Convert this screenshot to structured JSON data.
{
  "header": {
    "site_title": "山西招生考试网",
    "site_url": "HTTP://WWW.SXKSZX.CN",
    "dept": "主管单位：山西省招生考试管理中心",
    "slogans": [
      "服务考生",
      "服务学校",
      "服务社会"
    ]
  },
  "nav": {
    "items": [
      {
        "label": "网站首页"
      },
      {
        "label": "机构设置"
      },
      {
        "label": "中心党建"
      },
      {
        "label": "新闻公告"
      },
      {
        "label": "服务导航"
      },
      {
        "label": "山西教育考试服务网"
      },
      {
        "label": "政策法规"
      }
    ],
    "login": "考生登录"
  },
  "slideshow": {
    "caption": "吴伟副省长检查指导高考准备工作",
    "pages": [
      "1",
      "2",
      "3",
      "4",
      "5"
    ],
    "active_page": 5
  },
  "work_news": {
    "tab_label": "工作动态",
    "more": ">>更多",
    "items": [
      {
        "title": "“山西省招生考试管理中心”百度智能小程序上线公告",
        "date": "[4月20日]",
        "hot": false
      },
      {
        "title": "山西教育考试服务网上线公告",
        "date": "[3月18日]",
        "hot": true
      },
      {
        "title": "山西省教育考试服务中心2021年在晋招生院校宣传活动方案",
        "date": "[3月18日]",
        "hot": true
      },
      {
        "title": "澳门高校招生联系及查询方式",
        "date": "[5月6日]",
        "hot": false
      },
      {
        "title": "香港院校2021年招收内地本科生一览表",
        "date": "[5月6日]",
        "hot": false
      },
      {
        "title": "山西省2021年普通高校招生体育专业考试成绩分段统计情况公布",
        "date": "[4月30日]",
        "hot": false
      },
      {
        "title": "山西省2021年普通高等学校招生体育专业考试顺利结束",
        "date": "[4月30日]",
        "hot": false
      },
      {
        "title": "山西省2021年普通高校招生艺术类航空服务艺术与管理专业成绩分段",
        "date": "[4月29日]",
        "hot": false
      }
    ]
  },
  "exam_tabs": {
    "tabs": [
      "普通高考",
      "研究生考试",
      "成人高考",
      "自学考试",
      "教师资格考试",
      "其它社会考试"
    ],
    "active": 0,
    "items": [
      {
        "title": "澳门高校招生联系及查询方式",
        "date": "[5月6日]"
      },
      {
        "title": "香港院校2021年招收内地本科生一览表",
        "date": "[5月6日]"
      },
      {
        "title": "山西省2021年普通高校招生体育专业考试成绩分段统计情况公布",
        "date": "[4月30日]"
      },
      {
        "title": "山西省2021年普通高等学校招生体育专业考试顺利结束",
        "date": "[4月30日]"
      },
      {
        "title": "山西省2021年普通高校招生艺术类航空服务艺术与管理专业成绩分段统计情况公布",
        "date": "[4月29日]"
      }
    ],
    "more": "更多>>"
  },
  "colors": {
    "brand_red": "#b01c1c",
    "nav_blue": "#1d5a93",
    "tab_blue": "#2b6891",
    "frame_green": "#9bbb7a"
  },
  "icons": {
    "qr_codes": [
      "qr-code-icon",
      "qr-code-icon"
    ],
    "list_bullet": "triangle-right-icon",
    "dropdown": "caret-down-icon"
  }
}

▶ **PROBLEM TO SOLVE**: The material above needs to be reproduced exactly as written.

▶ **ANSWER**:
Convert this screenshot to structured JSON data.
{
  "header": {
    "site_title": "山西招生考试网",
    "site_url": "HTTP://WWW.SXKSZX.CN",
    "dept": "主管单位：山西省招生考试管理中心",
    "slogans": [
      "服务考生",
      "服务学校",
      "服务社会"
    ]
  },
  "nav": {
    "items": [
      {
        "label": "网站首页"
      },
      {
        "label": "机构设置"
      },
      {
        "label": "中心党建"
      },
      {
        "label": "新闻公告"
      },
      {
        "label": "服务导航"
      },
      {
        "label": "山西教育考试服务网"
      },
      {
        "label": "政策法规"
      }
    ],
    "login": "考生登录"
  },
  "slideshow": {
    "caption": "吴伟副省长检查指导高考准备工作",
    "pages": [
      "1",
      "2",
      "3",
      "4",
      "5"
    ],
    "active_page": 5
  },
  "work_news": {
    "tab_label": "工作动态",
    "more": ">>更多",
    "items": [
      {
        "title": "“山西省招生考试管理中心”百度智能小程序上线公告",
        "date": "[4月20日]",
        "hot": false
      },
      {
        "title": "山西教育考试服务网上线公告",
        "date": "[3月18日]",
        "hot": true
      },
      {
        "title": "山西省教育考试服务中心2021年在晋招生院校宣传活动方案",
        "date": "[3月18日]",
        "hot": true
      },
      {
        "title": "澳门高校招生联系及查询方式",
        "date": "[5月6日]",
        "hot": false
      },
      {
        "title": "香港院校2021年招收内地本科生一览表",
        "date": "[5月6日]",
        "hot": false
      },
      {
        "title": "山西省2021年普通高校招生体育专业考试成绩分段统计情况公布",
        "date": "[4月30日]",
        "hot": false
      },
      {
        "title": "山西省2021年普通高等学校招生体育专业考试顺利结束",
        "date": "[4月30日]",
        "hot": false
      },
      {
        "title": "山西省2021年普通高校招生艺术类航空服务艺术与管理专业成绩分段",
        "date": "[4月29日]",
        "hot": false
      }
    ]
  },
  "exam_tabs": {
    "tabs": [
      "普通高考",
      "研究生考试",
      "成人高考",
      "自学考试",
      "教师资格考试",
      "其它社会考试"
    ],
    "active": 0,
    "items": [
      {
        "title": "澳门高校招生联系及查询方式",
        "date": "[5月6日]"
      },
      {
        "title": "香港院校2021年招收内地本科生一览表",
        "date": "[5月6日]"
      },
      {
        "title": "山西省2021年普通高校招生体育专业考试成绩分段统计情况公布",
        "date": "[4月30日]"
      },
      {
        "title": "山西省2021年普通高等学校招生体育专业考试顺利结束",
        "date": "[4月30日]"
      },
      {
        "title": "山西省2021年普通高校招生艺术类航空服务艺术与管理专业成绩分段统计情况公布",
        "date": "[4月29日]"
      }
    ],
    "more": "更多>>"
  },
  "colors": {
    "brand_red": "#b01c1c",
    "nav_blue": "#1d5a93",
    "tab_blue": "#2b6891",
    "frame_green": "#9bbb7a"
  },
  "icons": {
    "qr_codes": [
      "qr-code-icon",
      "qr-code-icon"
    ],
    "list_bullet": "triangle-right-icon",
    "dropdown": "caret-down-icon"
  }
}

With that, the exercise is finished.